- A Brief Introduction to the Movement
- Word Travels Fast
- Henry Highland Garnet's "Address"
- What Did They Eat? Where Did They Stay?
- Black Wealth and the 1843 Convention
- African American Women's Economic Power
- The First National Convention
- The "Conventions" of the Conventions: Political Rituals and Traditions
- Conventions by City
- National Conventions
- Women Delegates
- Women in the Conventions
- Convention Hosts by Denomination
- Conventions by Level
- Clusters of Conventions
- Colored Conventions in Canada
- Delegate Search
- Women in the Conventions | March 8, 2017
- About Us
- Contact Us
Scripto | Transcribe Page
Proceedings of the State Convention of Colored Citizens of the State of Illinois, held in the city of Alton, Nov. 13th, 14th and 15th, 1856.
This page has been marked complete.
- Type what you see in the pdf, even if it's misspelled or incorrect.
- Leave a blank line before each new paragraph.
- Type page numbers if they appear.
- Put unclear words in brackets, with a question mark, like: [[Pittsburg?]]
- Click "Save transcription" frequently!
- Include hyphens splitting words at the end of a line. Type the full word without the hyphen. If a hyphen appears at the end of a page, type the full word on the second page.
- Include indents, tabs, or extra spaces.
Current Saved Transcription [history]
Brethren in Convention assembled at Alton:
It is with sorrow that I have to inform you that I cannot be with you at the Convention. But let me assure you that there is nothing that would give me more pleasure than that of meeting your Convention; which has for its purpose the raising of us as God’s creatures to the level of men politically. May God’s all-wise spirit direct you in your deliberations. My opinion is that the best means to be employed for securing the objects for which we are now laboring is to appoint a State canvasser; and one in every county and school district if necessary. I for one will do my utmost to accomplish the desired end. I would say that we in Will County are all right as regards the subject. Let us, brethren, have a union of action, and victory will crown our efforts.
Yours truly in the cause of Freedom,
JOLIET, November 13, 1856.

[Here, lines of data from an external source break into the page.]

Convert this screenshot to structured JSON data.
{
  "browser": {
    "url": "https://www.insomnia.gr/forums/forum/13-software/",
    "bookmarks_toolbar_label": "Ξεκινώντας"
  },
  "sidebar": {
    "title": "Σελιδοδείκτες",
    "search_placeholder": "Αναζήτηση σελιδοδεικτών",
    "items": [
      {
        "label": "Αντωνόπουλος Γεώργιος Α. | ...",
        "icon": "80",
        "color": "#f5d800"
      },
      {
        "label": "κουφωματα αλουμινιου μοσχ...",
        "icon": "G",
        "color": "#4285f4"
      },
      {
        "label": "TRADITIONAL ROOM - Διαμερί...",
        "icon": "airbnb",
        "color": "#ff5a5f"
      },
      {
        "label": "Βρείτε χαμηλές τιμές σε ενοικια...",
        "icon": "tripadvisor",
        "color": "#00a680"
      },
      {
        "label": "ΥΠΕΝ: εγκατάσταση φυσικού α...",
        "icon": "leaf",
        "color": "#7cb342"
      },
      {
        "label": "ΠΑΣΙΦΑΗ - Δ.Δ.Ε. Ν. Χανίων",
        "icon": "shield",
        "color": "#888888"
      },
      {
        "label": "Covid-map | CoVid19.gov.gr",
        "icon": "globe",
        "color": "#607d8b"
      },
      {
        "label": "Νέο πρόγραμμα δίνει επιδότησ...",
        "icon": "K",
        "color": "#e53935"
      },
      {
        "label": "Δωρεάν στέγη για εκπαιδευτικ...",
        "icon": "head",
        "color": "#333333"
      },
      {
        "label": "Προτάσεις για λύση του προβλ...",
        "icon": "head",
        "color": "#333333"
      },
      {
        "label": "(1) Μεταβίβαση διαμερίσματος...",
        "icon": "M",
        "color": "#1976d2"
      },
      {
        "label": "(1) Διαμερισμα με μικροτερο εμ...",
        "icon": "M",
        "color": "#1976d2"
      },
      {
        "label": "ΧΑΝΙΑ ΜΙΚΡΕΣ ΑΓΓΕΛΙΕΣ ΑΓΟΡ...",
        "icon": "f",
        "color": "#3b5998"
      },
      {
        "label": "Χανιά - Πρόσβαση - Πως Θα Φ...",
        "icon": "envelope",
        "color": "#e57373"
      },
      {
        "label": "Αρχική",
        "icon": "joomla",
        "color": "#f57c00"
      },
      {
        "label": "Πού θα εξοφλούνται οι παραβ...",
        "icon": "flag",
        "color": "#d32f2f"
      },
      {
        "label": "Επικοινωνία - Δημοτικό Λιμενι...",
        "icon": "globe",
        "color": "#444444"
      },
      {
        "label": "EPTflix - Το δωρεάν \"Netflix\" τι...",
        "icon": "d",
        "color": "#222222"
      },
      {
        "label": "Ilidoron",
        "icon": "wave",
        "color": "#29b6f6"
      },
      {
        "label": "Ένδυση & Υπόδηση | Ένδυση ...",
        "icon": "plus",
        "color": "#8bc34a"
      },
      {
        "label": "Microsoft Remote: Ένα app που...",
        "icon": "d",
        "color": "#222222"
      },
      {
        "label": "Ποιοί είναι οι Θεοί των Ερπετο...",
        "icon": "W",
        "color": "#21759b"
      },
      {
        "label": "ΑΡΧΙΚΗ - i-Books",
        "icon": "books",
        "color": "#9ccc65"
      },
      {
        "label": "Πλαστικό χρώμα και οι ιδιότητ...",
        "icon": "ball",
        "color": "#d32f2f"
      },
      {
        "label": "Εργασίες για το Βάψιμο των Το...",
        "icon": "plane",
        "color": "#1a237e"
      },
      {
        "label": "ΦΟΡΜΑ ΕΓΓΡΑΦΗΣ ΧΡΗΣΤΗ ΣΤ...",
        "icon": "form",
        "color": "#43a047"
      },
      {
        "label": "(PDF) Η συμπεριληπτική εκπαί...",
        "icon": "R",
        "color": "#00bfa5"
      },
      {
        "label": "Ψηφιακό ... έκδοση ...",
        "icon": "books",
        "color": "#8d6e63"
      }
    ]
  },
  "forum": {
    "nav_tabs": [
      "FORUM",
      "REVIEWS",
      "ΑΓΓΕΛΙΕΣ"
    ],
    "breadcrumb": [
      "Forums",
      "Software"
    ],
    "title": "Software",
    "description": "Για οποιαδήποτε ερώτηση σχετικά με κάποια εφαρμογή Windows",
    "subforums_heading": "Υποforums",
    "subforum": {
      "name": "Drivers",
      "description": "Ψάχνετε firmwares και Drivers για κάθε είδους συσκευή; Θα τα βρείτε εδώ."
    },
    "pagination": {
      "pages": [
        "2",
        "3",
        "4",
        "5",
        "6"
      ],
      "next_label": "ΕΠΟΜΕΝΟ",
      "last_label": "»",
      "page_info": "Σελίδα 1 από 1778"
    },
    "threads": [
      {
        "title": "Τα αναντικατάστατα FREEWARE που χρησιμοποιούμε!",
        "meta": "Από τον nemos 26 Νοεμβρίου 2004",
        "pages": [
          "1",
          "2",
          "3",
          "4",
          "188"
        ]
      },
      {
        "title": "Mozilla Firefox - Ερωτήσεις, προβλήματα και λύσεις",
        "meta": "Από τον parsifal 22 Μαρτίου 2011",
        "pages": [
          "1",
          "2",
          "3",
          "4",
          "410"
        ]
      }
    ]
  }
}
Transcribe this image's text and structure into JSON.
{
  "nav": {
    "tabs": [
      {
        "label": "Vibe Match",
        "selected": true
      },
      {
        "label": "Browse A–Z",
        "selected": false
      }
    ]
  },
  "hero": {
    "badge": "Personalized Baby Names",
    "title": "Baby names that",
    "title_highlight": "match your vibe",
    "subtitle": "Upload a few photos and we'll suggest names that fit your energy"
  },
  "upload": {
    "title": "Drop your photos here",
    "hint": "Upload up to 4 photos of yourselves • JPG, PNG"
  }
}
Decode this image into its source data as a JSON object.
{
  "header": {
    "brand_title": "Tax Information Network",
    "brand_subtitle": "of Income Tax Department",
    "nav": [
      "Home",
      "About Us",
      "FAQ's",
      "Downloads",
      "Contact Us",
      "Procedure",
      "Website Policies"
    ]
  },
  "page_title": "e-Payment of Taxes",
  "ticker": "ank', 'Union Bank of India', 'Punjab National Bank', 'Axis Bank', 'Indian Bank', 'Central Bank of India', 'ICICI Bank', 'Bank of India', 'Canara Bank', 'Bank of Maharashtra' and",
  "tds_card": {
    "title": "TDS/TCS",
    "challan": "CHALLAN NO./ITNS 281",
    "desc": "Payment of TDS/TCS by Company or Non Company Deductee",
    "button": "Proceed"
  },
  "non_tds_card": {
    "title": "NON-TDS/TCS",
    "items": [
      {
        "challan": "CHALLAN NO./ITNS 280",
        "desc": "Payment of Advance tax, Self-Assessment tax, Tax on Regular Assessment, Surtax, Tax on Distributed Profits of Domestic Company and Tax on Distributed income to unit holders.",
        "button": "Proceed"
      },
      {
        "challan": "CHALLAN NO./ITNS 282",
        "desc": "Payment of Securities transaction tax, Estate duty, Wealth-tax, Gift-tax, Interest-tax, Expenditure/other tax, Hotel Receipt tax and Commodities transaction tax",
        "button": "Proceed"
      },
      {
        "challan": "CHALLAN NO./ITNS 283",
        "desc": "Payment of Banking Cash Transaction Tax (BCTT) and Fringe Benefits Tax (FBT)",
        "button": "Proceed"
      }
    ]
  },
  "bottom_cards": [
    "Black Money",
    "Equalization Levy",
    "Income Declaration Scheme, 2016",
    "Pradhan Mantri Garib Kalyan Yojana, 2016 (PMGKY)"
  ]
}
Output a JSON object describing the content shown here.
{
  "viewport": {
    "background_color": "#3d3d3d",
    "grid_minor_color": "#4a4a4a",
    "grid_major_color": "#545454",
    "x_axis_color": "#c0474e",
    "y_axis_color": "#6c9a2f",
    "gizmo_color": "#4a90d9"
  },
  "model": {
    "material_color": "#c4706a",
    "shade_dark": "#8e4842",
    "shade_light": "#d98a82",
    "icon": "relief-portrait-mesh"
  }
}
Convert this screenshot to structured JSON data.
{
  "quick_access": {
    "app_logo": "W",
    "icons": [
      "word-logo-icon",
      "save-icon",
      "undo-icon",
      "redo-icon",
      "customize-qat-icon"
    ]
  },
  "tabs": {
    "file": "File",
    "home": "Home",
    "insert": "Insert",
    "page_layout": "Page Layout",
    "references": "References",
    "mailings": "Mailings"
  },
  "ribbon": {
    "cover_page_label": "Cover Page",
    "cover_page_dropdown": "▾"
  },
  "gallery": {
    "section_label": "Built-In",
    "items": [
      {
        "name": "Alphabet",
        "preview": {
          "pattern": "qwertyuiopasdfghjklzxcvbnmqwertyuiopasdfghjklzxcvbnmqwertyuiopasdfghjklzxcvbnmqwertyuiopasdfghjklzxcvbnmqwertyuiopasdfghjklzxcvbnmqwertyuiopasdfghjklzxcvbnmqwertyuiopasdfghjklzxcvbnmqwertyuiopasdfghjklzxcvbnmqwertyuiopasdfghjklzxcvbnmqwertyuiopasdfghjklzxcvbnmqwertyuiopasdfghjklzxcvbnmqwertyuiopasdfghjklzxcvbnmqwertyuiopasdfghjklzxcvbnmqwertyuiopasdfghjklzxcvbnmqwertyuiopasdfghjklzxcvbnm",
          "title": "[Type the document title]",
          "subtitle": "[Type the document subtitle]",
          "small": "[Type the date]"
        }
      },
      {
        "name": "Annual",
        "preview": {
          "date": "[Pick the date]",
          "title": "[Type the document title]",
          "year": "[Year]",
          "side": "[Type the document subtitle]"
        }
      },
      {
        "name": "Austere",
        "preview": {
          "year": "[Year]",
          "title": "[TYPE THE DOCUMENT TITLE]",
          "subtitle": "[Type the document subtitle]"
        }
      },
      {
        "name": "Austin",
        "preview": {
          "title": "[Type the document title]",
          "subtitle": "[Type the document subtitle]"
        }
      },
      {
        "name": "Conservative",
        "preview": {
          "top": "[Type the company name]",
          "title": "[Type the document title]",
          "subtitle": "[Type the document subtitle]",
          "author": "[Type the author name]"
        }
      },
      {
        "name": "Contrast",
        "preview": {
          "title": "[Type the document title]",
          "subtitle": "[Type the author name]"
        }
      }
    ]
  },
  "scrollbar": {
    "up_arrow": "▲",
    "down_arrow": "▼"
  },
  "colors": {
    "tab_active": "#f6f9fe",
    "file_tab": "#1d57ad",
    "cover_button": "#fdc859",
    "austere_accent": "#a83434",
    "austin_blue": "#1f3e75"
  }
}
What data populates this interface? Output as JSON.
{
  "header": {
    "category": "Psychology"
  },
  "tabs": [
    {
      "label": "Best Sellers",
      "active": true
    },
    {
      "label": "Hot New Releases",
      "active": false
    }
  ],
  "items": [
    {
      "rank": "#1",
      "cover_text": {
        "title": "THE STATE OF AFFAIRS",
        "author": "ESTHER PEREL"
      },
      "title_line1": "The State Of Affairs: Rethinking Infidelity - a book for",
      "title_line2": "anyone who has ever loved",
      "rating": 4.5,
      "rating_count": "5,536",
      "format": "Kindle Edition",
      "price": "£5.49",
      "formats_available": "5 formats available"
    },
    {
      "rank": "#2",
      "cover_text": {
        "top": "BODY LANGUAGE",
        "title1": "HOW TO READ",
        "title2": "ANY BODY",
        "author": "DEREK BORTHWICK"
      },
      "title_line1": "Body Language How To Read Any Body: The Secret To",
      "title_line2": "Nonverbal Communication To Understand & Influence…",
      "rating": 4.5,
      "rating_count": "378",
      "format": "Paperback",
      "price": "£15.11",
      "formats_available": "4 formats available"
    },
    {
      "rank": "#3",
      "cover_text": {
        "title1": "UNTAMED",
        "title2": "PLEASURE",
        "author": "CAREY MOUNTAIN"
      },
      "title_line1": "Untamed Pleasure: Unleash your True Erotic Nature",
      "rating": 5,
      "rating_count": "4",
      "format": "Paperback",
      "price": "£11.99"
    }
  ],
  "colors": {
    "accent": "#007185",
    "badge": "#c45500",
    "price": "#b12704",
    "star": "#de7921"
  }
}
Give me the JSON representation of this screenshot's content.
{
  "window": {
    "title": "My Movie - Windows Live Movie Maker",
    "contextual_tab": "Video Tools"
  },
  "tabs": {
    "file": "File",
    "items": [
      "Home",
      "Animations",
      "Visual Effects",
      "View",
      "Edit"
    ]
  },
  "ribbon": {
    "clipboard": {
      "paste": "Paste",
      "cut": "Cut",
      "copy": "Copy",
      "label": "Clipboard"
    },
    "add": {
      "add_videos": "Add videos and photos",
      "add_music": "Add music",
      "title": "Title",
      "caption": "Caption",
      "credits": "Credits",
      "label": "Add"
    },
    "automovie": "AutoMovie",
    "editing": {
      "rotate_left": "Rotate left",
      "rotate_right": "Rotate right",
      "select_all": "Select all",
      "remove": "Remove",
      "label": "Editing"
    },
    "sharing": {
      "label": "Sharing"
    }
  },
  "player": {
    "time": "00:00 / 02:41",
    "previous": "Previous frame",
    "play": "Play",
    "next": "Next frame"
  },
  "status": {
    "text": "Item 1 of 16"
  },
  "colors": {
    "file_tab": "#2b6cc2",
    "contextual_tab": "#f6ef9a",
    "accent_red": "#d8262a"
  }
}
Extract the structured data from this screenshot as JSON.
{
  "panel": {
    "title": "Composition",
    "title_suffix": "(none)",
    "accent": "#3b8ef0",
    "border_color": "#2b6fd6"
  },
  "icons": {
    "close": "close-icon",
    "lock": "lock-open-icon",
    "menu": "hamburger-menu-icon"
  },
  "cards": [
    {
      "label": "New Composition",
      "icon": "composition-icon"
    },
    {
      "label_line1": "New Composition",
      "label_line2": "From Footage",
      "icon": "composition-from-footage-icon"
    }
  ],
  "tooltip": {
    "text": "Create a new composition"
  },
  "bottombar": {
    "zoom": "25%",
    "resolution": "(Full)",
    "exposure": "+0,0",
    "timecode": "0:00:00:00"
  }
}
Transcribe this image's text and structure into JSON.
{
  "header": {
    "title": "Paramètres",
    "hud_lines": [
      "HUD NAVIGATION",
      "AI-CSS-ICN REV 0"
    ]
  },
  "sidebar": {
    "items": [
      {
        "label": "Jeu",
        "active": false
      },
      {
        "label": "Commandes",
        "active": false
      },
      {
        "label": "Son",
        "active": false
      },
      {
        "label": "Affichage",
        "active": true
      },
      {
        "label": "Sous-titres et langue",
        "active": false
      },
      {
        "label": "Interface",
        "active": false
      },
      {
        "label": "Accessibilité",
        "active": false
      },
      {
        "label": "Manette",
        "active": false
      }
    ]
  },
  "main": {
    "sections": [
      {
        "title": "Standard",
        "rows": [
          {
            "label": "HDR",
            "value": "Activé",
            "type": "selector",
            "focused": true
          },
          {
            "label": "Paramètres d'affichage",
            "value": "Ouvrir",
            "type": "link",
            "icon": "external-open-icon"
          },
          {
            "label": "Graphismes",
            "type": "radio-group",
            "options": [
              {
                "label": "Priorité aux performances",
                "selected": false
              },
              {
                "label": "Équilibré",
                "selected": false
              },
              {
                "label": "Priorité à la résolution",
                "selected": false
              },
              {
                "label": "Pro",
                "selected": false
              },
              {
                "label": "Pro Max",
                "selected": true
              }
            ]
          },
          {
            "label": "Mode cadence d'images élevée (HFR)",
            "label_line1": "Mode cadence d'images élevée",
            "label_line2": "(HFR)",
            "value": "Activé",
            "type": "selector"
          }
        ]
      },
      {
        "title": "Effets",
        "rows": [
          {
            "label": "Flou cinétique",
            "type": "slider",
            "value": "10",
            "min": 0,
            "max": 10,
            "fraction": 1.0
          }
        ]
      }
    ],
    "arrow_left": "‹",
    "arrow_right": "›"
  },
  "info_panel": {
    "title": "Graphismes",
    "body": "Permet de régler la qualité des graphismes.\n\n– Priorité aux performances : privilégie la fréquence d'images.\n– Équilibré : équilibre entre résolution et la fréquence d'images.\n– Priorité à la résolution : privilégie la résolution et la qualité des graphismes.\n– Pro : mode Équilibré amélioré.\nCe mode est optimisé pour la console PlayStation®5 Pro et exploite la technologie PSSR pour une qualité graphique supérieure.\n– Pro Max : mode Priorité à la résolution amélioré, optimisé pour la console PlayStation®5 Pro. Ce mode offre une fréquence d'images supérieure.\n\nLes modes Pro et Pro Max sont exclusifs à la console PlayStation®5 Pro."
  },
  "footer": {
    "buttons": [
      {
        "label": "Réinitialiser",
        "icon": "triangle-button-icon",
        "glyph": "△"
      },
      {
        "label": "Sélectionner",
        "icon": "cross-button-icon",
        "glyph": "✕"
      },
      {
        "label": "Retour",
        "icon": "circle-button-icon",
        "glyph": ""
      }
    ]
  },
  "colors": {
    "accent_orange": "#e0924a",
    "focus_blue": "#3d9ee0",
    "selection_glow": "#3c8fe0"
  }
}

At the conclusion of the reading of Mr. Hill’s letter, the convention adjourned until Saturday morning at 9 o’clock. MORNING SESSION.
SATURDAY--Vice President Mason in the Chair. Prayer by the Rev. R. J. Robinson. The proceedings of the previous session read and adopted. Wm. Johnson, Secretary of the “School Fund Association,” made his report as follows:
Mr. President and Gentlemen of the Convention:
Your Secretary begs leave to report that his location being so far North, and the Agent and Treasurer being at the extreme South part of the State, it has been impossible for them to conduct the business of the Association, as it should have been done, and as directed by the Convention of 1853. But having examined the Books and papers of the Treasurer and Agent, find them, in my opinion, correct, and would recommend their adoption.
On examining their report I find the amount received in cash to be $852.00, the amount paid out $819.50, leaving a balance on hand of $32.50.
Your Secretary would beg leave to report further. That in his judgment the present plan has proved a fallacy, and would recommend to the Convention a suspension of operations until founded on a more perminent [sic], and at the same time practicable basis. We do not believe that schools can be sustained if they are to depend upon donations and subscriptions only, without a sinking fund from which we can derive an interest.
According to the present arrangement, we have used all the money collected, and find ourselves deficient in means to carry on the enterprise. We know that schools are very much needed but we cannot have them without means to sustain them. We cannot get Agents without pay, nor can we get men who are engaged in other occupations, to devote their whole time to the enterprise. Hence a liberal salary will have to be paid to some one who will attend to it. But for such there has been no definite arrangement yet made, all of which we deem necessary to the success of the enterprise; all of which we most respectfully submit to your consideration.
WILLIAM JOHNSON, Secretary.
The Report of the Secretary was received, and the whole referred to a committee of three, consisting of Messrs. Jones, King and Richardson. They reported that after a careful examination of the books and papers of the Treasurer and Traveling Agent of the “School Fund Association,” found them correct, and would recommend the adoption of the Secretary’s Report, which was agreed to.
Mr. H. Ford Douglass then reported the following Constitution and By-Laws for the State Repeal Association, which was received and adopted.
You don't have permission to discuss this page.